|Fred, presumably as a chauffeur|
The Absent Voters List states that he was demobilised on 25/11/1919. His son's letter states that he bought two pigs upon his return home. These pigs, "the best pictures hanging in the cottage" according to Fred's father Samuel, provided the family with plenty of food! He obtained employment as a chauffeur for a person listed as 'Bathgate' on the Assisted Passage form. This is probably James Bathgate, coal merchant, who is listed living near to Fred in the 1939 register.
His son's letters state that he courted his future wife, Olive Irene Jones, by driving her around Ledbury in his horse and cart. They married in her native Marden in 1923.
At some point Frederick and Olive moved to Acton Bridge, Cheshire, and had three sons, born in 1925, 1929 and 1935. According to the assisted passage form,he remained under the employ of Mr. Bathgate until 1937 (although the 1939 register still has him listed as a chauffeur). Later he got a job as a 'Watchman-Tester' for ICI at their Brunner Mond chemical works, Winnington, Northwhich.
By 1960 his sons had all emigrated to Australia, and in late 1963 their parents applied under the Assisted Passage scheme to join them. On the 26th June 1964 they had left their home at Cliff Cottages, Acton Bridge, and set sail on the MS Fairsea for Australia.

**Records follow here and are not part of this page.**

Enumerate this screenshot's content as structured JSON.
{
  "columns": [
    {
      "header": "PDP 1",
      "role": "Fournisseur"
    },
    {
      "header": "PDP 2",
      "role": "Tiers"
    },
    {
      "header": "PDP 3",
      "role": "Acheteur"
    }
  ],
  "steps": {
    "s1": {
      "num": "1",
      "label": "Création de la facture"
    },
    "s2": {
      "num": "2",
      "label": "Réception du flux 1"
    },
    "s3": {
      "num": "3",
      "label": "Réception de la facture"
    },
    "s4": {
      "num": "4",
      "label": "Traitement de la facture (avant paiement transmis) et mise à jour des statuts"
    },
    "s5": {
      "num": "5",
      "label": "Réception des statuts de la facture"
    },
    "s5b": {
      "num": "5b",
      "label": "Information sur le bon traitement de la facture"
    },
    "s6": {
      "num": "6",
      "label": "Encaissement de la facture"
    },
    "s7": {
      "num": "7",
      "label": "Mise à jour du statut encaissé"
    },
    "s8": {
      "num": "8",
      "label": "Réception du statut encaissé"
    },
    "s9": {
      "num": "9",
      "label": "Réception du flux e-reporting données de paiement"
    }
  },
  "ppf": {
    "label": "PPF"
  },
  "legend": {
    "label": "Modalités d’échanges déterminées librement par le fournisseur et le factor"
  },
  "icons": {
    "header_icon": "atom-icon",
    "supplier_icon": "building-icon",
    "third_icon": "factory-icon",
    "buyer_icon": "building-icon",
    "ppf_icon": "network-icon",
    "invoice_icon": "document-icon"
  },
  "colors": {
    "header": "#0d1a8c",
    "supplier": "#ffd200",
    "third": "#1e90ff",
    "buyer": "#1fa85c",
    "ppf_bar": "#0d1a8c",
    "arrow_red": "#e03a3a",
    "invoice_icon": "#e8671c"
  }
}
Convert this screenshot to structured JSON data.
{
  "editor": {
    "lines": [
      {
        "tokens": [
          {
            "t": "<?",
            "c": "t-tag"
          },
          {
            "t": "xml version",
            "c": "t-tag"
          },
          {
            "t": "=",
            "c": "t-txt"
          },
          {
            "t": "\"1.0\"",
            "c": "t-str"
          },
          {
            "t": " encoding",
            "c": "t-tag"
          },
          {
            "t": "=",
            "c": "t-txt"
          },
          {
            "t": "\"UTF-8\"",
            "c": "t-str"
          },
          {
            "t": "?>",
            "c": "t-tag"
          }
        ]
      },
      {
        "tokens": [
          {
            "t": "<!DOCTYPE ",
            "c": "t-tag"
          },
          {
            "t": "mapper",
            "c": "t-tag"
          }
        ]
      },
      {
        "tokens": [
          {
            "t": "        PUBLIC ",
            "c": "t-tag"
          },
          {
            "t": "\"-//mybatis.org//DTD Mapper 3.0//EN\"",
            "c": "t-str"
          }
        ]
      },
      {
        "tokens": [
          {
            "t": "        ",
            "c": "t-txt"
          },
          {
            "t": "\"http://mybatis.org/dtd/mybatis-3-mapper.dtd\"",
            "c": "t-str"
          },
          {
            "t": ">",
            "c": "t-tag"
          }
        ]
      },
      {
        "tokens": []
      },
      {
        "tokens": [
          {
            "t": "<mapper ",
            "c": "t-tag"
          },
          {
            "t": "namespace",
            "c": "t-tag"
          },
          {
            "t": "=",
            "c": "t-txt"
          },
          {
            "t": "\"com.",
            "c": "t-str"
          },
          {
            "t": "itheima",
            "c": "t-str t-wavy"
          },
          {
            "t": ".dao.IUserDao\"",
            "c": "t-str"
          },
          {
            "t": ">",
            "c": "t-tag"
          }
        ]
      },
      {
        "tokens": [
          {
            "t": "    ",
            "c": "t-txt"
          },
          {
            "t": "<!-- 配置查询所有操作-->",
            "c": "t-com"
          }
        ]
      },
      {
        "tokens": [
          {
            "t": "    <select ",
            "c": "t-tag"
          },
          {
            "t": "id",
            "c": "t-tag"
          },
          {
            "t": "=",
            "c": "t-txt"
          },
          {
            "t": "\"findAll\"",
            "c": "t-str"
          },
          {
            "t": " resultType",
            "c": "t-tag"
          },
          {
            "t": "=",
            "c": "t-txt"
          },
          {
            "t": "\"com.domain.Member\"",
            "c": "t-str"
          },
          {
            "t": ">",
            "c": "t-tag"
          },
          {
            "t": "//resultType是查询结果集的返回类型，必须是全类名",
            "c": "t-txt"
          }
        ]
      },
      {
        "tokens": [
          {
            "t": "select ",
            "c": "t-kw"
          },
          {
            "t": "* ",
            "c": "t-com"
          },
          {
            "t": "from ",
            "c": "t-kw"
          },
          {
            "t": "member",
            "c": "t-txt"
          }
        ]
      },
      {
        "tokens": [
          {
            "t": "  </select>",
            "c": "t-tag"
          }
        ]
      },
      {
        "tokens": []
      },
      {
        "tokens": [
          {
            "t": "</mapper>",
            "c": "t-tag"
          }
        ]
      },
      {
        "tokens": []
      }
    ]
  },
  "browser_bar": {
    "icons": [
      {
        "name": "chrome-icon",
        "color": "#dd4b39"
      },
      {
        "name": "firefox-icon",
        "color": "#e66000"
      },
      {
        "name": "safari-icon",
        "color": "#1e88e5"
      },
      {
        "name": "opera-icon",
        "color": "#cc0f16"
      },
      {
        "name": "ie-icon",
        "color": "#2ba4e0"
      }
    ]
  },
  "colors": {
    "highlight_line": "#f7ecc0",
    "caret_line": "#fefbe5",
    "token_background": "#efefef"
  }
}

According to one of the letters, Fred and Olive initially lived with one of his sons in Canberra, but soon moved into 'an old people's flat' (address 4a Hazel Street, Oaks Estate according to his newspaper obituary). Frederick passed away on the 21st October 1967, Olive joining him in 1971. One of the letters states that they were both cremated and were commemorated on plaques in Canberra 'at the Memorial Building'.
|Fred and Olive, with Emily, c.1950's|
Until any new information (medals, service numbers etc.) comes to light, this is all I can ascertain and his military service must remain a mystery.